Other Awards on the night included ‘Ticketmaster UK’s Pride of Scotland Award’ won by Scottish rock band Big Country, who have recently made high profile appearances at the Isle of Wight Festival, T in the Park, Oxegen and V Festivals, reunited with legendary producer Steve Lillywhite for the first time in 27 years, and announced a new tour of the UK for February 2012.
Graham Bell of independent Scottish retail group Guitar Guitar presented the ‘Guitar Guitar Musical Instrument Award’ to Jim Dunlop from family orientated global music industry suppliers Dunlop Manufacturing Inc. Dunlop flew in all the way from California, and donated a previously unseen 2 metre tall 36 stone statue of comic strip legends Lobey Dosser to the charity auction.
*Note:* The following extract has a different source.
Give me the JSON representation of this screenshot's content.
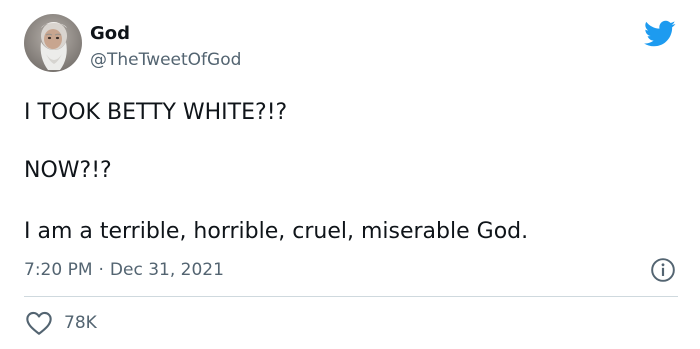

The statue was a prototype of the one commissioned in 1989 as part of Glasgow’s 1990 bid for the City of Culture status.
Dunlop said; “Eighteen years ago I bought the replica of the Lobey Dosser statue with the intention of taking a piece of Glasgow over to California, I’d even picked out the spot on the lawn! Sadly Lobey never made it across the water, but this week I’m hoping to keep it in Scotland and carry on its legacy.
“It’s hard to part with Lobey, but donating him to Nordoff-Robbins Music Therapy in Scotland will hopefully raise plenty of money and allow them to continue their work in Scotland. Working in the music industry my whole life, I’ve definitely seen the positive effect music can have on people’s lives and Nordoff-Robbins Music Therapy in Scotland help give that to people every day.
“I hope the auction will give Lobey Dosser a new chapter in its journey round the world and in doing so, honour Bud’s legacy and help the people of Scotland.”
Nordoff-Robbins Music Therapy in Scotland is Scotland’s largest specialist music therapy charity, and needs to raise almost £400,000 a year to operate. The Scottish Music Awards – the Tartan Clefs are the main source of funding for the charity, for every £1 that is successfully raised, every penny will go towards supporting music therapy.
Winners of the Ten Awards in Order of Ceremony Are:
1) Nordoff-Robbins Special Recognition Award supported by Glasgow City Council’
Karen Mathieson, head teacher at Howford Primary School, Crookston, Glasgow
2) ‘Creative Scotland Big Apple Award’
Song of Return
3) ‘Guitar Guitar Musical Instrument Award’
Jim Dunlop, Dunlop Manufacturing Inc
4) ‘Silverburn Most Stylish New Artist Award’
5) ‘goNORTH Emerging Business Award’
6) ‘Sir Reo Stakis Foundation Legend Award’
7) ‘Sunday Mail Industry Award’
Richard Park, Executive Director of Global Radio
8) ‘King Tut’s Wah Wah Hut Best Live Band Award’
9) ‘Capital FM Breakthrough Artist Award’
10) ‘Ticketmaster UK Pride of Scotland Award’
Held to raise money for Nordoff-Robbins Music Therapy in Scotland, the Scottish Music Awards is an important date in the Scottish event calendar, fast making its mark upon the music industry as the ‘Scottish Brits’, and receiving international media attention. The charity, which receives no statutory funding, relies on the event as its largest and most prominent fundraiser.
The unique combination of music and therapy that Nordoff-Robbins Music Therapy in Scotland offers is both a release and sense of fun for the individual through the power of music. Unique to other forms of therapy, the concept of taking our creative side and combining this with alternative modes of therapy is revolutionary; illustrating that music has strong healing qualities.
Photography by Chris James and Andy Buchanan.